Updated results from the phase I/II trial showed an objective response rate of 20.4% in all evaluable patients (n = 103, 95% confidence interval [CI] = 13.1%–29.5%) and 31.1% (95% CI = 19.9%–44.3%) in patients whose tumors expressed programmed cell death ligand 1 (PD-L1). At the time of data cutoff, median overall survival was 14.1 months (95% CI = 4.7 to not estimable).
David Berman, Senior Vice President, Head of Oncology Innovative Medicines at MedImmune, said, “The durable responses observed in this larger data set from Study 1108 confirm the promising efficacy we’ve already seen for durvalumab in patients with advanced bladder cancer.

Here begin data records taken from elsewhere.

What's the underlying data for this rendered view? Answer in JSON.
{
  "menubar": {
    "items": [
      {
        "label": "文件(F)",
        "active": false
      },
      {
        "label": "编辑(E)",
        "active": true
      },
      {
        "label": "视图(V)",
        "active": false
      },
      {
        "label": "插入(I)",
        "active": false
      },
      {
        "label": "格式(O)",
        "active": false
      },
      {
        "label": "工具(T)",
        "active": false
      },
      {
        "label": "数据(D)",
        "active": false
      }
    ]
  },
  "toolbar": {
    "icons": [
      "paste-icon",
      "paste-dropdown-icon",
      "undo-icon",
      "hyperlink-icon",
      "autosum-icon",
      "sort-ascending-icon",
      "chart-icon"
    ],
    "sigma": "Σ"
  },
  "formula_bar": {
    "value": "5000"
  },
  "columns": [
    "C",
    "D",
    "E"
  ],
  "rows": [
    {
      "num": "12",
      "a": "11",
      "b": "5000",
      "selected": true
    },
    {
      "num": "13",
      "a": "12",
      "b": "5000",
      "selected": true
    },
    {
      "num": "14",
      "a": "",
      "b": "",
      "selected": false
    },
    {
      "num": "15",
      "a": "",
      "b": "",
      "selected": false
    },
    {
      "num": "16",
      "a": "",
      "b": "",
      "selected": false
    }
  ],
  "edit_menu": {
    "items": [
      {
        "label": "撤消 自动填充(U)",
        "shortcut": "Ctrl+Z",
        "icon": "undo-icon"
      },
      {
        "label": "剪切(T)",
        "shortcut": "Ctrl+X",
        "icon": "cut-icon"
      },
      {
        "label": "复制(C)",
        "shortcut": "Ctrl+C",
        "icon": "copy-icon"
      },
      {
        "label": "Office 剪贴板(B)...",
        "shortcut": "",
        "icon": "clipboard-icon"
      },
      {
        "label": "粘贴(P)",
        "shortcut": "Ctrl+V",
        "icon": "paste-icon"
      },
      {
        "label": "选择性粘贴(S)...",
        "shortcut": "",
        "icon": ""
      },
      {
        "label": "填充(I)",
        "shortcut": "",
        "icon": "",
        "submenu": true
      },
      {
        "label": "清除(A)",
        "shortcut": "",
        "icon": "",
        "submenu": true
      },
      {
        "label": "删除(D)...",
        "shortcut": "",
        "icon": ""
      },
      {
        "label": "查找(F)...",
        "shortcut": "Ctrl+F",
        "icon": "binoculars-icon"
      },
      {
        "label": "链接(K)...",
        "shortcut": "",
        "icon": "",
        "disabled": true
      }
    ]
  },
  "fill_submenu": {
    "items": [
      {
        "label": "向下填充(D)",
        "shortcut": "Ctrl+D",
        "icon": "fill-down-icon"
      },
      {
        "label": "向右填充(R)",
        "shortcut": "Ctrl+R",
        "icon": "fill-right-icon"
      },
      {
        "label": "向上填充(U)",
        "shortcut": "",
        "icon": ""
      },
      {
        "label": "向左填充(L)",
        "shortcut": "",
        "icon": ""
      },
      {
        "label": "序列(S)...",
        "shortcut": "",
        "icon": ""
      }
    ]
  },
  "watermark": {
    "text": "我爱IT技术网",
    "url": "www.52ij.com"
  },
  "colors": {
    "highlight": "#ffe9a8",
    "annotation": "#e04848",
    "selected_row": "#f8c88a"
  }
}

We are continuing to test durvalumab in combination with tremelimumab and as monotherapy in the bladder cancer first-line setting in our ongoing phase III DANUBE trial.”
Durvalumab at 10 mg/kg was administered intravenously every 2 weeks for up to 12 months and demonstrated a manageable safety profile among all patients (n = 191). The most common adverse events reported in 5% or more of patients were fatigue (19.4%), decreased appetite (9.4%), diarrhea (8.4%), rash (7.3%), nausea (6.8%), arthralgia (5.8%), pyrexia (5.8%), and pruritus (5.2%). Grade 3 or 4 adverse events occurred in 6.8% of patients, and 3 patients discontinued treatment due to adverse events.
Thomas Powles, MD, MBBS, MRCP, Director of Barts Cancer Institute and first author of the abstract, said, “The clinical efficacy of durvalumab in patients with advanced urothelial carcinoma is particularly encouraging. For the past 3 decades we’ve seen limited progress in therapy for bladder cancer patients, and there remains significant unmet need for new treatment options.”
In December 2016, AstraZeneca received U.S. Food and Drug Administration (FDA) acceptance of review of the Biologics License Application (BLA) for durvalumab in patients with locally advanced or metastatic urothelial carcinoma whose disease has progressed during or after one standard platinum-based regimen. The drug was granted Priority Review.
The urothelial cancer cohort from Study 1108 formed the basis for the BLA submission, which follows the FDA’s Breakthrough Therapy designation for durvalumab in the treatment of patients with PD-L1–positive inoperable or metastatic urothelial bladder cancer whose disease has progressed during or after one standard platinum-based regimen.
The content in this post has not been reviewed by the American Society of Clinical Oncology, Inc. (ASCO®) and does not necessarily reflect the ideas and opinions of ASCO®.